What is Spinal Cord Stimulation

The stimulation of the posterior strands of the spinal cord can be an effective therapy option for painful diseases (chronic herniated disc, back pain, neck pain), which are otherwise difficult and often insufficient to treat. The method is by no means a new invention. It has been used successfully for more than 40 years.

What is treated?
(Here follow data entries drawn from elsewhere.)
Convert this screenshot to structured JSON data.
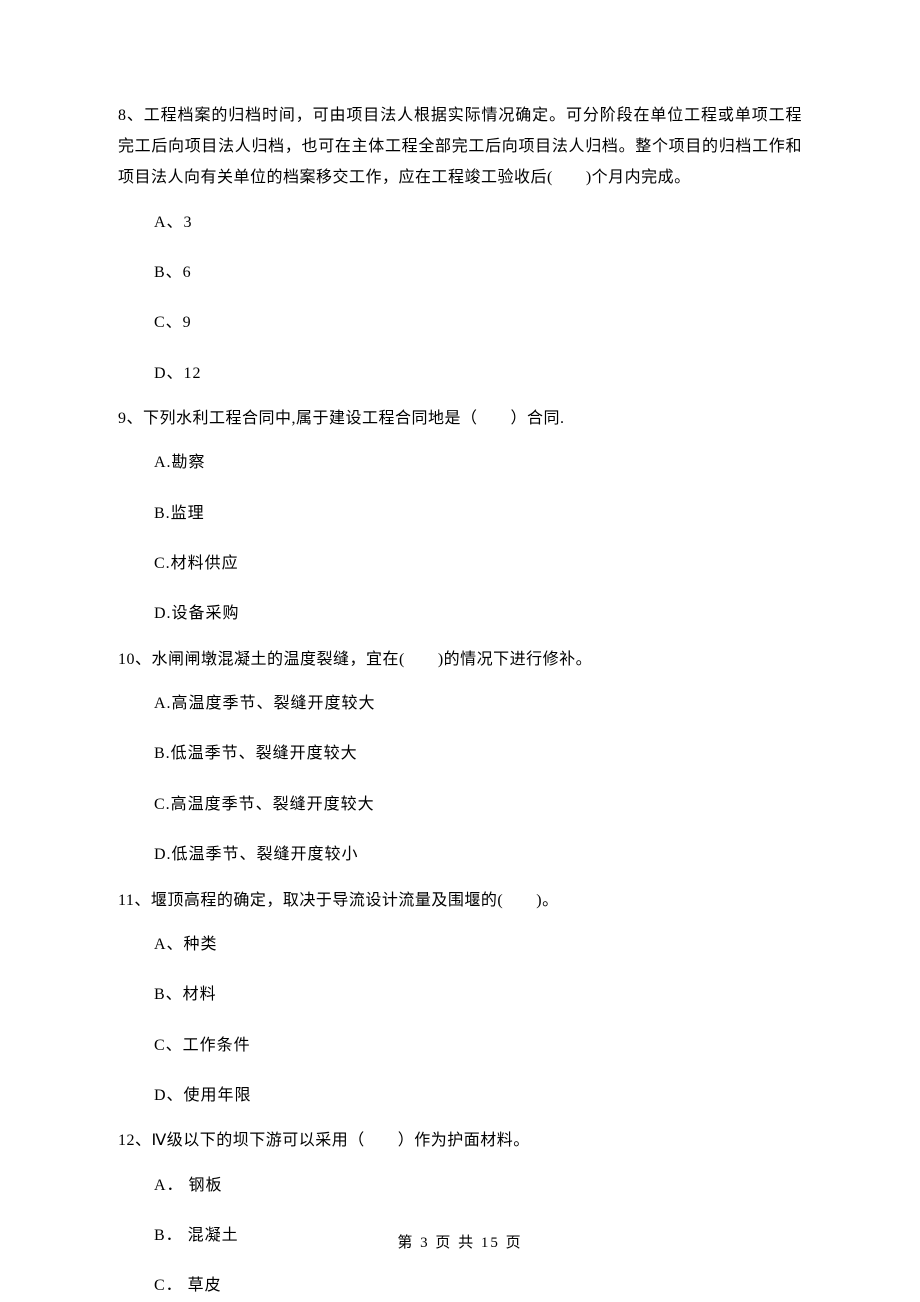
{
  "questions": [
    {
      "number": "8、",
      "text": "工程档案的归档时间，可由项目法人根据实际情况确定。可分阶段在单位工程或单项工程完工后向项目法人归档，也可在主体工程全部完工后向项目法人归档。整个项目的归档工作和项目法人向有关单位的档案移交工作，应在工程竣工验收后(　　)个月内完成。",
      "options": [
        "A、3",
        "B、6",
        "C、9",
        "D、12"
      ]
    },
    {
      "number": "9、",
      "text": "下列水利工程合同中,属于建设工程合同地是（　　）合同.",
      "options": [
        "A.勘察",
        "B.监理",
        "C.材料供应",
        "D.设备采购"
      ]
    },
    {
      "number": "10、",
      "text": "水闸闸墩混凝土的温度裂缝，宜在(　　)的情况下进行修补。",
      "options": [
        "A.高温度季节、裂缝开度较大",
        "B.低温季节、裂缝开度较大",
        "C.高温度季节、裂缝开度较大",
        "D.低温季节、裂缝开度较小"
      ]
    },
    {
      "number": "11、",
      "text": "堰顶高程的确定，取决于导流设计流量及围堰的(　　)。",
      "options": [
        "A、种类",
        "B、材料",
        "C、工作条件",
        "D、使用年限"
      ]
    },
    {
      "number": "12、",
      "text": "Ⅳ级以下的坝下游可以采用（　　）作为护面材料。",
      "options": [
        "A． 钢板",
        "B． 混凝土",
        "C． 草皮"
      ]
    }
  ],
  "footer": "第 3 页 共 15 页"
}
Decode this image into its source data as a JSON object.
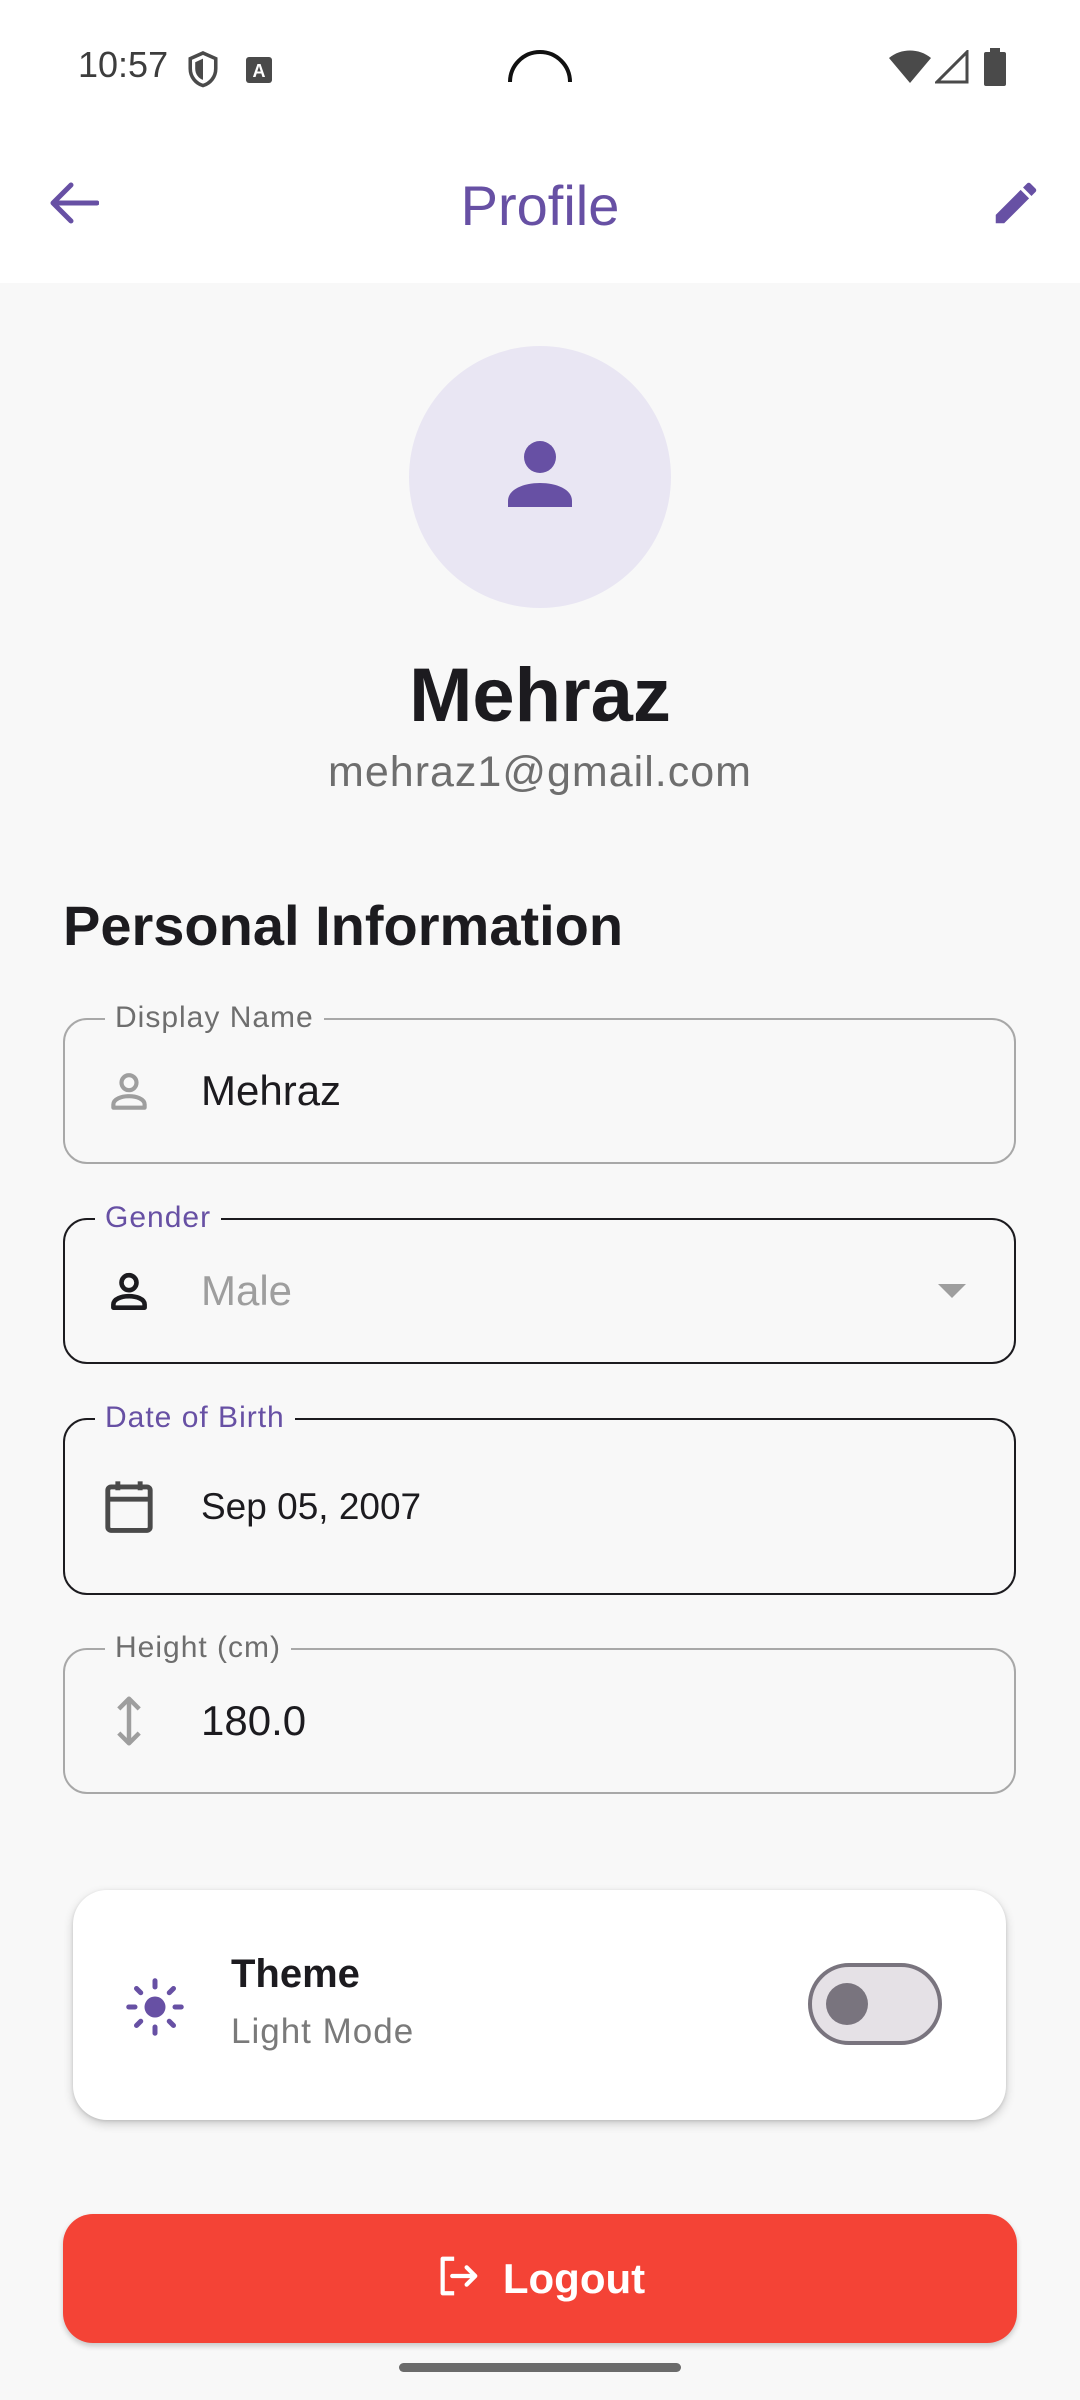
{
  "status_bar": {
    "time": "10:57"
  },
  "app_bar": {
    "title": "Profile",
    "back_icon": "arrow-back-icon",
    "edit_icon": "edit-pencil-icon"
  },
  "profile": {
    "avatar_icon": "person-icon",
    "name": "Mehraz",
    "email": "mehraz1@gmail.com"
  },
  "section": {
    "title": "Personal Information"
  },
  "fields": {
    "display_name": {
      "label": "Display Name",
      "value": "Mehraz",
      "icon": "person-outline-icon"
    },
    "gender": {
      "label": "Gender",
      "value": "Male",
      "icon": "person-icon"
    },
    "date_of_birth": {
      "label": "Date of Birth",
      "value": "Sep 05, 2007",
      "icon": "calendar-icon"
    },
    "height": {
      "label": "Height (cm)",
      "value": "180.0",
      "icon": "vertical-arrows-icon"
    }
  },
  "theme": {
    "title": "Theme",
    "subtitle": "Light Mode",
    "icon": "sun-icon",
    "dark_mode_on": false
  },
  "logout": {
    "label": "Logout",
    "icon": "logout-icon"
  },
  "colors": {
    "accent": "#6750a4",
    "logout": "#f44336"
  }
}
It is used to treat both neuropathic back pain, i.e. back pain caused by the nervous system itself, and non-neuropathic back pain, which has its cause outside the nervous system. This can be, for example, back or neck pain after breast surgery, groin surgery, disc surgery, spinal surgery, so-called "failed back surgery", post nucleotomy syndrome or phantom pain after amputation or complex regional pain syndrome (CRPS; synonym also M. Sudeck or reflex dystrophy). These diseases are primarily treated conservatively. Drug and physical therapy methods are used here, but also psychological/psychotherapeutic and psychiatric forms of therapy in an individual combination. Nevertheless, only about 30-40% of patients with neuropathic pain can be treated satisfactorily conservatively. Although the method has been known and used for a long time, meaningful studies for specific indications have only recently been presented. Whether the method is suitable for you can be clarified in a personal conversation with us at the apex spine center.

What does the procedure include?

An advantage of this method is that no major surgical intervention under general anesthesia is required to place the required electrode over the spinal cord. This is inserted into the spinal canal via a cannula under local anesthesia. With the system from St. Jude Medical that we mainly use, it can be used for classic tonic stimulation, in which the electrical impulses trigger a tingling sensation in the affected area, which in most cases is felt to be pleasant. On the other hand, the so-called burst or high-frequency stimulation is possible, with which no or at most very little tingling sensations occur. Under certain circumstances, even better pain reduction can be achieved by combining both variants.

What follow-up treatment and rehabilitation is required?

The stimulation unit implanted under the skin only needs to be replaced about every 10 years. The battery usually has to be charged externally, through the skin, once a week. Handling the SCS after implantation is relatively easy for the patient. All patients receive intensive instruction here. A special further physiotherapeutic after-treatment is not necessary.